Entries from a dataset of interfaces

────

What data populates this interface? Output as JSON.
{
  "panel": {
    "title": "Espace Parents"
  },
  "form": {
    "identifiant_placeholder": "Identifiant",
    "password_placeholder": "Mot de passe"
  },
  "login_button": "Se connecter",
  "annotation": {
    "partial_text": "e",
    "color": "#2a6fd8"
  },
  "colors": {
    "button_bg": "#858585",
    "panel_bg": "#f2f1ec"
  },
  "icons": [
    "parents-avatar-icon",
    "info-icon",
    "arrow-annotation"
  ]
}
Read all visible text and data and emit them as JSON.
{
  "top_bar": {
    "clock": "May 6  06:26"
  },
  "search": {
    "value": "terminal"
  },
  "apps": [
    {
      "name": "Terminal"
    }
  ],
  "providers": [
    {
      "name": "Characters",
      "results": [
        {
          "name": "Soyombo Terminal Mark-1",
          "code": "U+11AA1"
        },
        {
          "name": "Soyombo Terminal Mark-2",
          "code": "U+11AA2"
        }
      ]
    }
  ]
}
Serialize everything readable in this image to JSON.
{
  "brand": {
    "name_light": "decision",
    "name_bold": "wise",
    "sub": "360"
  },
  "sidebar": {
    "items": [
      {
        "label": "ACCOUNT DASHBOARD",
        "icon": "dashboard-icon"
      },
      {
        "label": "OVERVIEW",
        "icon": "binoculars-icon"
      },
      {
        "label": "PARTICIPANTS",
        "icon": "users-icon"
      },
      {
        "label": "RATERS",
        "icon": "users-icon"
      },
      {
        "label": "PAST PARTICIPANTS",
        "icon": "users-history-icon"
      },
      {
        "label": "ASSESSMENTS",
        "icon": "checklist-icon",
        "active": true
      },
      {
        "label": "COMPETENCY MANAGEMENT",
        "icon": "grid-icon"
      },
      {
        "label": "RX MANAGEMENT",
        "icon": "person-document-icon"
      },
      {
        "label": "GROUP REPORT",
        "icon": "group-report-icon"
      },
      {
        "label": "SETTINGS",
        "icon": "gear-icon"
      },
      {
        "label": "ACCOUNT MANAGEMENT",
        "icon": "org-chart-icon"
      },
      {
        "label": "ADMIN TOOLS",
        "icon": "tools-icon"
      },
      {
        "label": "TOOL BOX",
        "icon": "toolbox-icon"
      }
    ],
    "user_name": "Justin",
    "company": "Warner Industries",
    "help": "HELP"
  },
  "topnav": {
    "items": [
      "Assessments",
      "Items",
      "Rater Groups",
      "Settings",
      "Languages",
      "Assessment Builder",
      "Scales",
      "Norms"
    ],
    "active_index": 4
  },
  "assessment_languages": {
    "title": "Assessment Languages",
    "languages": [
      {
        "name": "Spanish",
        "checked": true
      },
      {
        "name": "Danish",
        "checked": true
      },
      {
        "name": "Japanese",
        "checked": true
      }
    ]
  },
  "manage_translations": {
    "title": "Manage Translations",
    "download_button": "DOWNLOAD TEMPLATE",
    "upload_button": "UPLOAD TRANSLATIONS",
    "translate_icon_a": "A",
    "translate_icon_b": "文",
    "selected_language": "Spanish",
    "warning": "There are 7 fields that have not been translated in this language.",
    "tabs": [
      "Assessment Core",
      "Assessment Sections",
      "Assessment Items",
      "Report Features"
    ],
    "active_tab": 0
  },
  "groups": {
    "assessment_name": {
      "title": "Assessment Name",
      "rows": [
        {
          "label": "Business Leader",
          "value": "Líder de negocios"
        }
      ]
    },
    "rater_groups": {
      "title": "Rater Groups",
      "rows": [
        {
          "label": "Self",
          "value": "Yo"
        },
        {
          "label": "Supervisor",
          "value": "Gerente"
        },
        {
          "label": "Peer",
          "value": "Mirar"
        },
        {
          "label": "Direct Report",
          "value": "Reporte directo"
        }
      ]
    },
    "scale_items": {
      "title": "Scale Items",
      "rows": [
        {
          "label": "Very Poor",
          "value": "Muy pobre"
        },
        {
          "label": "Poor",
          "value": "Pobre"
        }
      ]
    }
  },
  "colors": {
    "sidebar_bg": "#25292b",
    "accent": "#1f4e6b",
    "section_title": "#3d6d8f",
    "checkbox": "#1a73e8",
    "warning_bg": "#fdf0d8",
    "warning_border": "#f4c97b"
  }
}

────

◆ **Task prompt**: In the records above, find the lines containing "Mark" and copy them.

◆ **Result for this task**:
          "name": "Soyombo Terminal Mark-1",
          "name": "Soyombo Terminal Mark-2",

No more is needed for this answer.